Here is the region between the graphs on the specified interval:
The area is given by
And here, for the curious, is a numeric answer:
Using the method of washers, we find that the required volume is
(Use integration by parts twice in succession to find .) Numerically, this is
We seek the critical pointsof that lie in the interval and points in the same interval where the derivative is undefined.
This is defined everywhere in , so we consider only critical points. Examination of a graph
indicates that there is exactly one critical point. We find it numerically:
The points of interest to us are the endpoints and the critical point, because both the absolute maximum and the absolute minimum must occur at such points. Thus we evaluate at each of the points 0.5, 0.567143, and 1.0.
The largest of these outputs is the number itself, so it is the maximum value taken on by on . The smallest output is , so it is the minimum value taken on by on .
We are given
From these and the fact that there are no people in the park at 9:00, we have
Consequently, at 5:00 pm,
so that 6004 people have entered the park by 5:00 pm.
Revenue is given by
Rounded to the nearest dollar, as required, this gives $104,048.
If , then . (This is just the Fundamental Theorem of Calculus.) Hence is given by
gives the number of people in the park at time , where . Thus, is the number of people in the park at 5:00 pm. gives the rate at which the number of people in the park is increasing at time , again for . means that at 5:00 pm people are leaving the park at a rate of 380 people per hour.
We have an expression for :
Let's look at a picture to see if surprises are likely:
Looks pretty simple; the maximum should occur around 4 o'clock in the afternoon. Let's nail it:
The second root is outside the region of interest, but the first one is right where we thought it should be. The model therefore predicts that the number of people in the park is a maximum when .
We are given
Acceleration is :
Acceleration at is . (The problem gives no units, so we give none.)
Note that if , then , and we know that the cosine function is negative on . Because is a positive constant times , we conclude that is negative on . This means that is decreasing on . Thus, Statement I is correct.
On the other hand, the sine function takes on negative values in the interval , so if denotes speed, then for . Thus, on that interval, and so on . This means that speed increases throughout . Statement II is also correct.
Total distance is the integral of speed, or , in this case. Because undergoes a sign-change at , we have total distance given by:
Numerically, this is
Letting denote position at time , we have, by the Fundamental Theorem of Calculus, . We were given that . Thus, position at time is
Setting equal to 4 in this expression yields
Numerically, this is
The function , given pictorially, can be written as for ; for . Then when , and when . Thus, . (We could also have found this by looking at the area of the appropriate triangle in the figure.) By the Fundamental Theorem of Calculus, . Also by the Fundamental Theorem of Calculus, .
As we noted above for the special case , the Fundamental Theorem of Calculus tells us that . Thus, is increasing on the closures of those intervals where . From the picture, we conclude that is an increasing function on the interval , and on that interval only.
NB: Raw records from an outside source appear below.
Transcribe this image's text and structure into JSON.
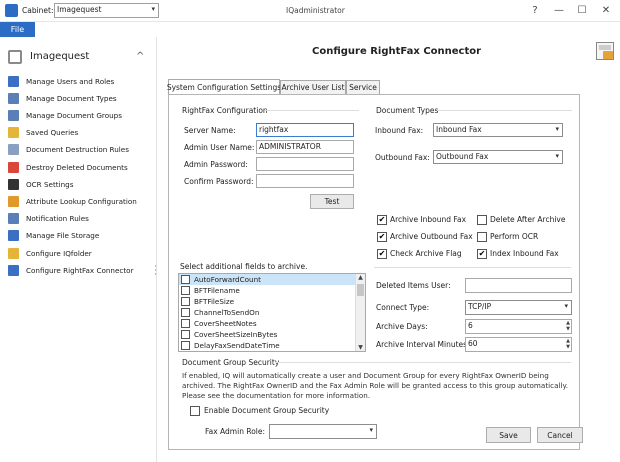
{
  "window": {
    "cabinet_label": "Cabinet:",
    "cabinet_value": "Imagequest",
    "title": "IQadministrator",
    "help_glyph": "?",
    "minimize_glyph": "—",
    "maximize_glyph": "☐",
    "close_glyph": "✕"
  },
  "menu": {
    "file": "File"
  },
  "sidebar": {
    "header": "Imagequest",
    "collapse_glyph": "^",
    "items": [
      {
        "label": "Manage Users and Roles",
        "icon": "users-icon",
        "color": "#3a6fc4"
      },
      {
        "label": "Manage Document Types",
        "icon": "document-types-icon",
        "color": "#5a7fb8"
      },
      {
        "label": "Manage Document Groups",
        "icon": "document-groups-icon",
        "color": "#5a7fb8"
      },
      {
        "label": "Saved Queries",
        "icon": "folder-icon",
        "color": "#e5b53a"
      },
      {
        "label": "Document Destruction Rules",
        "icon": "document-icon",
        "color": "#8aa0c0"
      },
      {
        "label": "Destroy Deleted Documents",
        "icon": "destroy-icon",
        "color": "#d9463a"
      },
      {
        "label": "OCR Settings",
        "icon": "ocr-icon",
        "color": "#333333"
      },
      {
        "label": "Attribute Lookup Configuration",
        "icon": "lookup-icon",
        "color": "#e09a2a"
      },
      {
        "label": "Notification Rules",
        "icon": "notification-icon",
        "color": "#5a7fb8"
      },
      {
        "label": "Manage File Storage",
        "icon": "storage-icon",
        "color": "#3a6fc4"
      },
      {
        "label": "Configure IQfolder",
        "icon": "iqfolder-icon",
        "color": "#e5b53a"
      },
      {
        "label": "Configure RightFax Connector",
        "icon": "rightfax-icon",
        "color": "#3a6fc4"
      }
    ]
  },
  "main": {
    "title": "Configure RightFax Connector",
    "tabs": [
      {
        "label": "System Configuration Settings"
      },
      {
        "label": "Archive User List"
      },
      {
        "label": "Service"
      }
    ],
    "rightfax": {
      "section_title": "RightFax Configuration",
      "server_label": "Server Name:",
      "server_value": "rightfax",
      "admin_user_label": "Admin User Name:",
      "admin_user_value": "ADMINISTRATOR",
      "admin_password_label": "Admin Password:",
      "admin_password_value": "",
      "confirm_password_label": "Confirm Password:",
      "confirm_password_value": "",
      "test_button": "Test"
    },
    "document_types": {
      "section_title": "Document Types",
      "inbound_label": "Inbound Fax:",
      "inbound_value": "Inbound Fax",
      "outbound_label": "Outbound Fax:",
      "outbound_value": "Outbound Fax"
    },
    "checkboxes": [
      {
        "label": "Archive Inbound Fax",
        "checked": true
      },
      {
        "label": "Delete After Archive",
        "checked": false
      },
      {
        "label": "Archive Outbound Fax",
        "checked": true
      },
      {
        "label": "Perform OCR",
        "checked": false
      },
      {
        "label": "Check Archive Flag",
        "checked": true
      },
      {
        "label": "Index Inbound Fax",
        "checked": true
      }
    ],
    "fields": {
      "title": "Select additional fields to archive.",
      "items": [
        "AutoForwardCount",
        "BFTFilename",
        "BFTFileSize",
        "ChannelToSendOn",
        "CoverSheetNotes",
        "CoverSheetSizeInBytes",
        "DelayFaxSendDateTime"
      ]
    },
    "settings": {
      "deleted_items_label": "Deleted Items User:",
      "deleted_items_value": "",
      "connect_type_label": "Connect Type:",
      "connect_type_value": "TCP/IP",
      "archive_days_label": "Archive Days:",
      "archive_days_value": "6",
      "archive_interval_label": "Archive Interval Minutes:",
      "archive_interval_value": "60"
    },
    "security": {
      "section_title": "Document Group Security",
      "description": "If enabled, IQ will automatically create a user and Document Group for every RightFax OwnerID being archived. The RightFax OwnerID and the Fax Admin Role will be granted access to this group automatically. Please see the documentation for more information.",
      "enable_label": "Enable Document Group Security",
      "enable_checked": false,
      "fax_admin_label": "Fax Admin Role:",
      "fax_admin_value": ""
    },
    "save_button": "Save",
    "cancel_button": "Cancel",
    "check_glyph": "✔"
  }
}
From , which we derived above, we conclude that . Now for , and for . We conclude that is concave downward on the interval , where .
When , we have (By similar triangles, .)
For all we have . Thus . This gives .
As we noted above, , by similar triangles. Thus, . But . Thus, , so that is proportional to with constant of proportionality .
By the Fundamental Theorem of Calculus, . Thus, the value of the integral is 24.
The equation of the tangent line at is , so the required line has equation , or . We obtain an approximate value for by substituting into the equation for the tangent line: . We have been given that everywhere in the region of interest, so we know that the curve is concave upward in that region. This means that the tangent line at any point in the region lies below the curve throughout the region. Consequently, our estimate of for is an underestimate: .
We are given that exists throughout . Consquently, is continuous throughout . By the Mean Value Theorem, there must be a number strictly between and such that , Hence . The required number is therefore 6.
It is not possible that and are the same. As we have seen in part c. above, must be continuous throughout because we have been given the existence of in that interval. However, when , and when . It follows that is not continuous at .
Note: It also follows from these observations that is not defined. Derivatives have the Intermediate Value Property, and so cannot have jump discontinuities. This is not on the AB syllabus; it is, however, possible to see directly that is undefined.